Monica and Tom & Zoe are waiting for me. Because of the staggered start, Monica doesn't know I've broken 4:30 until she my huge smile. As I stand around the drinks table rehydrating, Corallea Edwards, the women who I passed at 40k comes over and offers congratulations. I ask where she placed - 2nd female and the F40-49 age group record! Not sure how she missed being seeded into the first wave.
Monica has grabbed a table not far from the finish with snacks and drinks ready. Before I can sit Zoe (4) drags me off to show me semi-tame Water Skinks and Water Dragons she has discovered on a nearby rock face. Definitely my daughter. We relax and clap the runners in. After a while results for the top 100 or so runners are posted - I'm 37/591 overall and 7/175 in my age group. I'm really pleased with this - its a good field with some runners travelling a long distance to compete. A sub 4 hour marathon is an entry requirement.
The award ceremony starts immediately after the 7 hour cutoff. As this time approaches people cluster near the finish, many with cold beers in hand. Each successive runner is greeted with louder cheers. Inside the last minute two runners appear high on the switchbacks. Everyone shouts encouragement up to them, they pick up speed and make it with 15 seconds to spare. 535 of 591 runners finish before the cutoff.
The winners were Paul Arthur (3:32) and Dawn Tiller (4:23). Paul was clearly an extrovert and gave a nice little speech. Dawn seemed shy and refused to speak but she's won 5 times previously so maybe she's said it all before and maybe she had to chase one of her three young children. Her husband was somewhat occupied because he is the race director. The second place male was Trevor Jacob in 3:42 a M50-59 age group record which is somewhat humbling if you are 10 years younger than him and much slower. I chat to him later, a really nice bloke.

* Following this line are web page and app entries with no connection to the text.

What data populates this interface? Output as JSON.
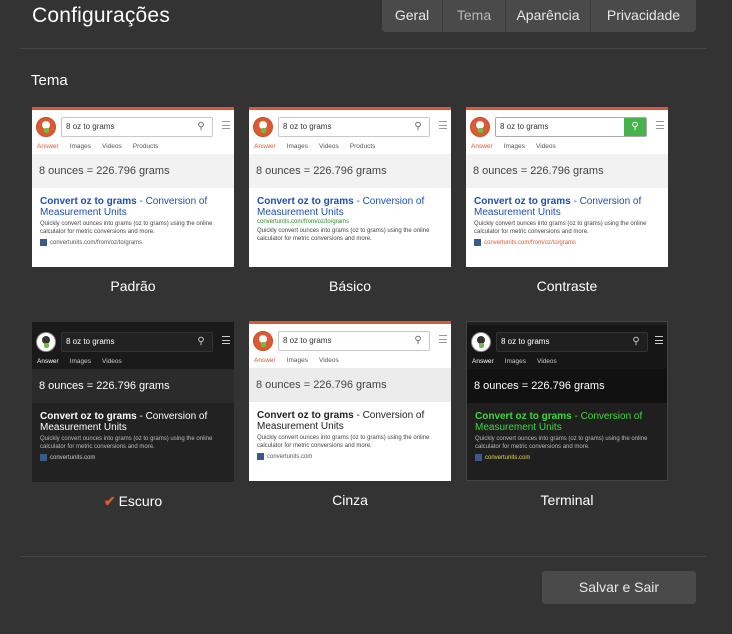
{
  "header": {
    "title": "Configurações",
    "tabs": [
      {
        "label": "Geral",
        "active": false
      },
      {
        "label": "Tema",
        "active": true
      },
      {
        "label": "Aparência",
        "active": false
      },
      {
        "label": "Privacidade",
        "active": false
      }
    ]
  },
  "section": {
    "title": "Tema"
  },
  "preview_content": {
    "query": "8 oz to grams",
    "nav": [
      "Answer",
      "Images",
      "Videos",
      "Products"
    ],
    "answer_left": "8 ounces = ",
    "answer_right": "226.796 grams",
    "result_title_bold": "Convert oz to grams",
    "result_title_rest": " - Conversion of Measurement Units",
    "result_url": "convertunits.com/from/oz/to/grams",
    "result_snippet": "Quickly convert ounces into grams (oz to grams) using the online calculator for metric conversions and more.",
    "result_footer_long": "convertunits.com/from/oz/to/grams",
    "result_footer_short": "convertunits.com"
  },
  "themes": [
    {
      "label": "Padrão",
      "selected": false
    },
    {
      "label": "Básico",
      "selected": false
    },
    {
      "label": "Contraste",
      "selected": false
    },
    {
      "label": "Escuro",
      "selected": true
    },
    {
      "label": "Cinza",
      "selected": false
    },
    {
      "label": "Terminal",
      "selected": false
    }
  ],
  "selected_check": "✔",
  "footer": {
    "save_label": "Salvar e Sair"
  },
  "colors": {
    "accent": "#de5833",
    "background": "#333333",
    "tab_bg": "#4a4a4a",
    "terminal_green": "#3fd63f"
  }
}
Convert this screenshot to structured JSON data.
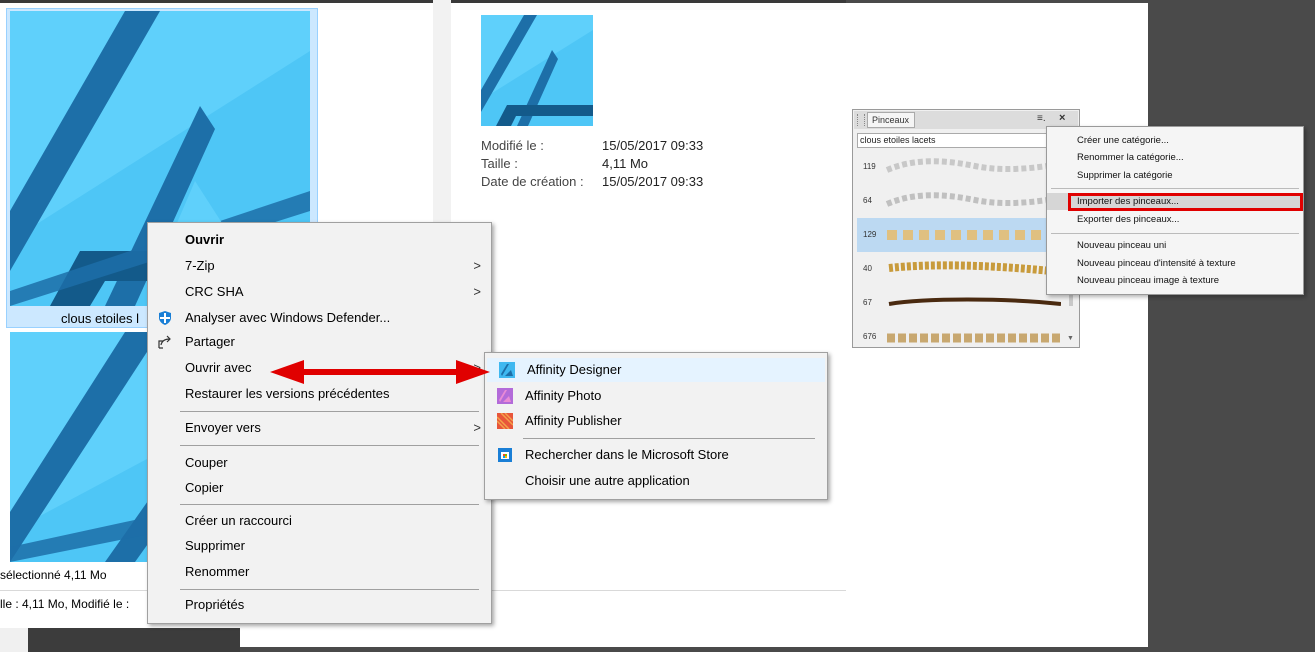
{
  "explorer": {
    "file_caption": "clous etoiles l",
    "status_selected": "sélectionné  4,11 Mo",
    "status_details": "lle : 4,11 Mo, Modifié le :"
  },
  "preview": {
    "modified_label": "Modifié le :",
    "modified_value": "15/05/2017 09:33",
    "size_label": "Taille :",
    "size_value": "4,11 Mo",
    "created_label": "Date de création :",
    "created_value": "15/05/2017 09:33"
  },
  "context_menu": {
    "open": "Ouvrir",
    "zip": "7-Zip",
    "crc": "CRC SHA",
    "defender": "Analyser avec Windows Defender...",
    "share": "Partager",
    "open_with": "Ouvrir avec",
    "restore": "Restaurer les versions précédentes",
    "send_to": "Envoyer vers",
    "cut": "Couper",
    "copy": "Copier",
    "shortcut": "Créer un raccourci",
    "delete": "Supprimer",
    "rename": "Renommer",
    "properties": "Propriétés"
  },
  "open_with_menu": {
    "designer": "Affinity Designer",
    "photo": "Affinity Photo",
    "publisher": "Affinity Publisher",
    "store": "Rechercher dans le Microsoft Store",
    "other": "Choisir une autre application"
  },
  "brushes_panel": {
    "tab": "Pinceaux",
    "category": "clous etoiles lacets",
    "rows": [
      "119",
      "64",
      "129",
      "40",
      "67",
      "676"
    ]
  },
  "brushes_menu": {
    "create_category": "Créer une catégorie...",
    "rename_category": "Renommer la catégorie...",
    "delete_category": "Supprimer la catégorie",
    "import": "Importer des pinceaux...",
    "export": "Exporter des pinceaux...",
    "new_solid": "Nouveau pinceau uni",
    "new_intensity": "Nouveau pinceau d'intensité à texture",
    "new_image": "Nouveau pinceau image à texture"
  },
  "colors": {
    "accent_red": "#e00000",
    "selection": "#cce8ff",
    "affinity_blue": "#3fb8f0"
  }
}
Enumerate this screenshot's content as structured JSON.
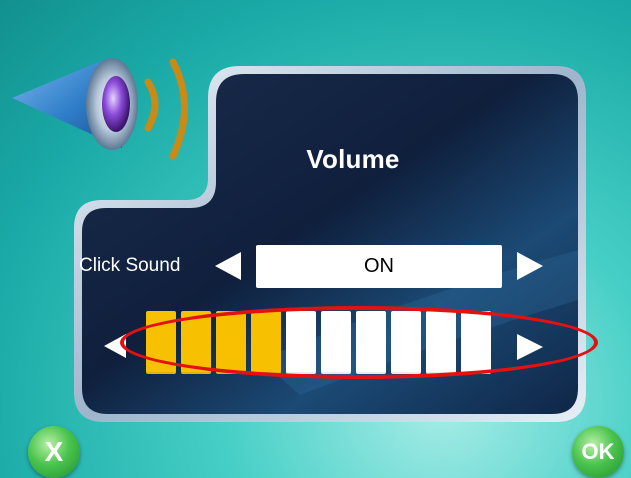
{
  "dialog": {
    "title": "Volume",
    "click_sound": {
      "label": "Click Sound",
      "value": "ON"
    },
    "volume": {
      "level": 4,
      "max": 10
    }
  },
  "buttons": {
    "cancel_label": "X",
    "ok_label": "OK"
  },
  "icons": {
    "speaker": "speaker-icon",
    "left": "left-arrow-icon",
    "right": "right-arrow-icon"
  },
  "colors": {
    "segment_on": "#f7c000",
    "segment_off": "#ffffff",
    "highlight": "#e31212"
  }
}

We took the kids for a leisurely bush walk in the late afternoon and the day finishes with a large dinner in the Caves House restaurant accompanied by the odd James Squires Pilsener.
I didn't get to meet Phil Murphy but apparently he ran a PB. Hopefully he'll post an race report too.
I was unhappy with first go at the Six Foot Track but breaking 4:30 hasn't brought closure. I reckon more appropriate training could knock some minutes off my time. I may have another serious go next year. If you were thinking of coming to Australia for a race, I reckon this is the one.